A case for sugar, gluten, soy, and dairy

Last year The New Yorker reported that about a third of Americans are eliminating gluten from their diets. Do a quick google search and you can find numerous blogs and op-ed articles documenting the author's departure from sugar. Soy? Oh heavens no - it cases cancer. Want a nice, cool glass of milk with your breakfast? It's chuck full of growth hormones and gives you acne.

Working in a restaurant, I am just waiting for the day when a customer hands me a hard listing out the laundry list of of his food intolerances; "Hello, my name is _____ and I am: dairy-free, nut-free, egg-free, shellfish-free, gluten-free, soy-free, corn-free, and vegan." Excuse my bluntness, but can I interest you in a delicious glass of clear, refreshing water?
Yes, it's true - there are people who have medical conditions that warrants the elimination of certain foods, but they only account for a tiny percentage of the population. About 1% of the population suffers from Celiac's disease; less than 0.001% of the population suffers from hereditary fructose (type of sugar) intolerances; about 0.4% of children suffer from soy allergies and most are resolved by age 10; only 0.5-1% of adults suffer from true dairy allergies.

It's no secret that some of the most avoided food groups have been mainstays of the human diet for thousands of years while our digestive systems have not evolved much (if any) in the past 50 years, our supposed food-intolerances have and neither has our food.

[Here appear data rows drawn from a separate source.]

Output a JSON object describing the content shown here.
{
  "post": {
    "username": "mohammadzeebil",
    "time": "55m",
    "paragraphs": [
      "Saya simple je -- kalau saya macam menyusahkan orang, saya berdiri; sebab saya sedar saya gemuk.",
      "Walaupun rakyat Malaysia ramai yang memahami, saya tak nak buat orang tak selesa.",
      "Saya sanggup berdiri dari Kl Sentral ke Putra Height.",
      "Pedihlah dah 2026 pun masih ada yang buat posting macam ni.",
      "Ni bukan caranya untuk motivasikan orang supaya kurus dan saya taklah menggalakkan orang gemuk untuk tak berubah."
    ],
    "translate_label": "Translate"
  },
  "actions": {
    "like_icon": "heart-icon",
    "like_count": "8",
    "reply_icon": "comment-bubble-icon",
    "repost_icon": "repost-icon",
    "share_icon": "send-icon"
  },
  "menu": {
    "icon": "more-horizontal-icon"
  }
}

Dr. Joseph A. Murray, a professor at the Mayo Clinic release a statement saying "The wheat grain is not a lot different than it was fifty years ago...chemically, the contents just have not changed much. And there is something more important to note. Wheat consumption is going down, not up. I don’t think this is a problem that can be linked to the genetics of wheat."

Frankly, I believe that gluten/dairy/soy/sugar sensitivities are the lovechild of 1) misinformed pseudoscience and 2) temporary secondary food sensitivities due a history of restriction which will resolve with continuous refeeding.

I strongly believe that most food sensitivities in today's culture are perpetuated by charlatans to hoards of misinformed and over-diagnosed followers who mistakenly associate normal patterns of bloating, water retention, weight gain, or physiological and psychological unwellness caused by broader lifestyle factors like stress or lack of sleep to a specific food scapegoat. That massive sentence is to say correlation does not imply causation (one of the basics of Statistics 101).
The mind is an extremely powerful tool and the belief that you are ridding your body is harms like sugar and soy can actually make you feel healthier, lighter, more mental clarity, and even some physical improvements; it's the placebo effect!

Unless you have a doctor-diagnosed food allergy, there is absolutely no sound reason to avoid sugar/gluten/soy/dairy. Yes, you may lose some weight initially from going _____-free but that's only natural when you start restricting calories, but it comes at a cost. Not only are companies making huge margins by marketing to your health-perceptions, your food restrictions interferes with your social life, and puts you at risk for a slippery slope down towards orthorexic or anorexic behaviors.

Conclusion: there is nothing wrong with a piece of bread topped with a slather of butter and strawberry preserves.